Filesystem Apps - Own Your Own Data

March 5, 2024

In the past few years, I've built a few applications that I call "Filesystem Apps".

A Filesystem App is an application that presents a specific and useful interface to a directory or directory hierarchy. The directory structure and the files it contains are the entirety of the long-term state of the application. For example, if you keep your photos organized into directories representing albums, perhaps you could imagine a file viewer tailored for this purpose.

Photodirs Screenshots

This is in contrast to most applications that store their state in proprietary databases or in cloud services. Those services and apps will be obsolete one day - then what do you do with all the time you've invested in their platform? You have to repeat it with the next thing or work to extract your data from application A and translate it to the format that application B requires. What a drag!

Filesystem Apps keep your files under your control. When implemented well, Filesystem Apps retain or even improve the end-user's control of their own data. Source data should be able to be mounted read-only in application containers. If you want to allow write access, native metadata management (e.g. modifying EXIF data to set title or description) should be preferred over metadata sidecar files. When metadata sidecar files are unavoidable, they should follow simple conventions with future application in mind. They should be in YAML format for simple human and machine parsing. This should lead to emergence of metadata standards.

Filesystem Apps will not appeal to everyone. The people who are most interested are those who want to retain control of their source data, regardless of future application. They appreciate the security that Filesystem Apps can offer, keeping their data fully within their control but presenting an ideal experience to interact with those files. A Filesystem App power user will appreciate the ability to use standards-compliant metadata mechanisms and/or a text editor as a CMS, with instant updates.

Filesystem Apps are delivered as Docker images or over the AWS Marketplace in the future. When run as a Docker image, simply run make and follow the prompts to configure your source directory to mount in the container. When run from the AWS Marketplace, you just need to configure the S3 bucket to act as your source data.


Photodirs Screenshots Photodirs Screenshots

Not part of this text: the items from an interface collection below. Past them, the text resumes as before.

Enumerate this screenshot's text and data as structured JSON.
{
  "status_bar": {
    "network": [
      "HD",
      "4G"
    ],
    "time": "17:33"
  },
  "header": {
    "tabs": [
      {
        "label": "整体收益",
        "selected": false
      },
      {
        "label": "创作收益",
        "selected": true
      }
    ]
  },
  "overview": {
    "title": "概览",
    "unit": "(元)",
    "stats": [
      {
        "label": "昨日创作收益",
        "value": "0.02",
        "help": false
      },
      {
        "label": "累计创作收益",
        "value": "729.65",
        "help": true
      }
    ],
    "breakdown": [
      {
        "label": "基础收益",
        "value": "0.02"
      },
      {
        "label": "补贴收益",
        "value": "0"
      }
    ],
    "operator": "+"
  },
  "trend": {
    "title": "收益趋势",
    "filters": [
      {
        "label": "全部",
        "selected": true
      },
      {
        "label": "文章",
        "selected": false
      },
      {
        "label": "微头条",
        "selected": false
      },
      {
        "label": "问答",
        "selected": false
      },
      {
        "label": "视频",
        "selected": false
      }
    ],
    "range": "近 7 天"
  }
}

Photodirs is a Filesystem App centered around browsing images and videos as well as serving images with dynamic resizing and video transcoding. It combines a modern web interface to your media files, organized by their directory hierarchy. To capture metadata around the directory title, description, thumbnail images, etc. an album.yml file may be placed any directory. Photodirs is also a full-featured photo hosting solution, with dynamic resizing and video transcoding. It has native HEIC, RAW, and wide-ranging video format support. Metadata such as title and description are read from the media files themselves, keeping annotations and titles inside the original files for future use.

Photodirs is always watching for changes to its source directory, so putting new images online is as simple as creating a folder and copying in some images or video files. There are no other actions to take.

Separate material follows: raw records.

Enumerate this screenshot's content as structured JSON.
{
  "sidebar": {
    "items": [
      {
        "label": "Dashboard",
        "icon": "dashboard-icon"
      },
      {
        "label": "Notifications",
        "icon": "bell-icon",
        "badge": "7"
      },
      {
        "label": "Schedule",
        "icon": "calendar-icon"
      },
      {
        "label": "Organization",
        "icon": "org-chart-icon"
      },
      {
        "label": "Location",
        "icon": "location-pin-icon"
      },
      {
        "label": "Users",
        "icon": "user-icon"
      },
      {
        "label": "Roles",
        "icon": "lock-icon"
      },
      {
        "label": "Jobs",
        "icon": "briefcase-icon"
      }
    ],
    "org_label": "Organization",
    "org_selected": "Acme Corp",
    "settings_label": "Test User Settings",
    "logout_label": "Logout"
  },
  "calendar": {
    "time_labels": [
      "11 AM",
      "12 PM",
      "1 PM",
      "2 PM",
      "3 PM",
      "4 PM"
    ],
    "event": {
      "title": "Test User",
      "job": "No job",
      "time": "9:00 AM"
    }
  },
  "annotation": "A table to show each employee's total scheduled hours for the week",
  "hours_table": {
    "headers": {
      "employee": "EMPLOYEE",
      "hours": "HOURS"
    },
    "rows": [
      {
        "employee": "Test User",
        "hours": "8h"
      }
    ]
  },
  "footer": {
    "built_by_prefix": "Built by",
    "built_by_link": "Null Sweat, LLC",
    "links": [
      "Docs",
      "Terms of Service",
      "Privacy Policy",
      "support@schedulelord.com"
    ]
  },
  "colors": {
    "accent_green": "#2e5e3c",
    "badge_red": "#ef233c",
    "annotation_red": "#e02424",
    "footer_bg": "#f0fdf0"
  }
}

To get started, clone the repository and run make to configure the source directory and choose options, like read-only or read-write.

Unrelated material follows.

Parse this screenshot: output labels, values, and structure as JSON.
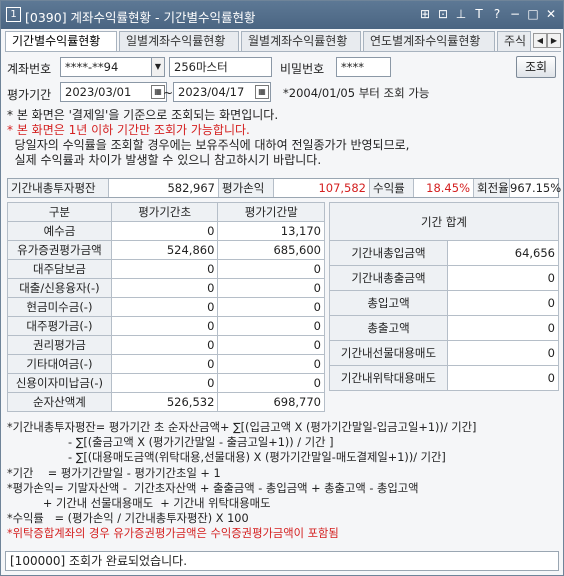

Source Code | Example Site


Esstraba Screenshot

Esstraba is a Strava archive export viewer. Strava allows you to download a .zip file containing every activity's GPS data and attached media. Point Esstraba at that .zip file, and it will deliver a fast-filtering view of every activity, leading to a detail page showing stats, media, and an interactive 3d route map.

Strava allows you to re-download your .zip archive once per week, so keep that in mind.

Source Code | Example Site


Musics Screenshot

Making music is a hobby of mine. As with any art, it's not done until it's shown to the public. As part of the music-making process, I like to listen to my work-in-progress in different places and situations, like the car or in different headphones. Uploading those songs to services like SoundCloud or Bandcamp takes time, so I had the idea to just build a web frontend to the directory where I render my work-in-progress music to. This would let me open it using any web browser anywhere in the world. I think providing that look into work-in-progress is an interesting thing for an artist to ponder.

Musics also supports an album.yml file in any directory to provide a custom title, description, artwork, and track listing for the album.

Musics isn't just for musicians. I also have a directory hierarchy of .wav and .mp3 files of other peoples' music that I've downloaded or ripped from CDs, and Musics lets me listen to my catalog anywhere.

Source Code | Example Site Screenshot

My blog platform is somewhat filesystem-based. The posts are written in Markdoc, an extension of Markdown created at Stripe. Each post is in its own .md file in the source code repository. This makes writing posts a breeze in my favorite text editor, and revision history is stored in GitHub. This approach maximizes portability through the Markdown standard files that can easily be used with future content systems.

Source Code | Example Site

What's Next?

What other filesystem apps can you think of? Let me know here!